YOUR ASSIGNMENT —
Your result should be every line of the records below that contains the word "icon".
BEGIN THE DATA
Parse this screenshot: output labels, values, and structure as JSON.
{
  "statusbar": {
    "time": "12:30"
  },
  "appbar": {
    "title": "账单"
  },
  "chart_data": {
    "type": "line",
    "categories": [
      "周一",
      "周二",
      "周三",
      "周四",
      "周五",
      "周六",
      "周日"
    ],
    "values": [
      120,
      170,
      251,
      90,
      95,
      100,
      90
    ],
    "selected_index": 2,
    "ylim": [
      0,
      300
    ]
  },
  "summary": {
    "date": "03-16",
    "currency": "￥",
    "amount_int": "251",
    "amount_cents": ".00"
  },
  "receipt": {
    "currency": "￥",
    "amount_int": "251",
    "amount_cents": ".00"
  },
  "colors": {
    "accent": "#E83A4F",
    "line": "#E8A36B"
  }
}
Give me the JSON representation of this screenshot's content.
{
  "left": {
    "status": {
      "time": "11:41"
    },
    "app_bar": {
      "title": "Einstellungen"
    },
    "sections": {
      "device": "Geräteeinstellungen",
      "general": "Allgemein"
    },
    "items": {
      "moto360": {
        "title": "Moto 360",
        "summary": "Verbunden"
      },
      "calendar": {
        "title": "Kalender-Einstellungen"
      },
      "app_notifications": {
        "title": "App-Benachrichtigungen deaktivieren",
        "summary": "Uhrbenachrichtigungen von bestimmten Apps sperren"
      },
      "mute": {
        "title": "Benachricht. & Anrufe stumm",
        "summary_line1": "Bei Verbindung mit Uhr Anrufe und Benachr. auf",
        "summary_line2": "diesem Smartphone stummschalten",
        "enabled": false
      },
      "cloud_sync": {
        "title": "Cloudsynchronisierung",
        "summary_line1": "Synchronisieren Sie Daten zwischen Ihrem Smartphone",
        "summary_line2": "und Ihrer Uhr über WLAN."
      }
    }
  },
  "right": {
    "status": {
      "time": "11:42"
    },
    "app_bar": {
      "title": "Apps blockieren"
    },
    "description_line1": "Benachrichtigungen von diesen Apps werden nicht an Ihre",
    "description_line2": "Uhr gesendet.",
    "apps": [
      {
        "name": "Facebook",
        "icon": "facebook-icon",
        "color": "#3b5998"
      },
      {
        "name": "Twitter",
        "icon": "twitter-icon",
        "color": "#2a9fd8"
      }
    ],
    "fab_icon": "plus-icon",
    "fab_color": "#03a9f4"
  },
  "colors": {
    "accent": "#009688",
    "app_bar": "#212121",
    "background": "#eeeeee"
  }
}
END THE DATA
ANSWER TO THIS TASK —
        "icon": "facebook-icon",
        "icon": "twitter-icon",
    "fab_icon": "plus-icon",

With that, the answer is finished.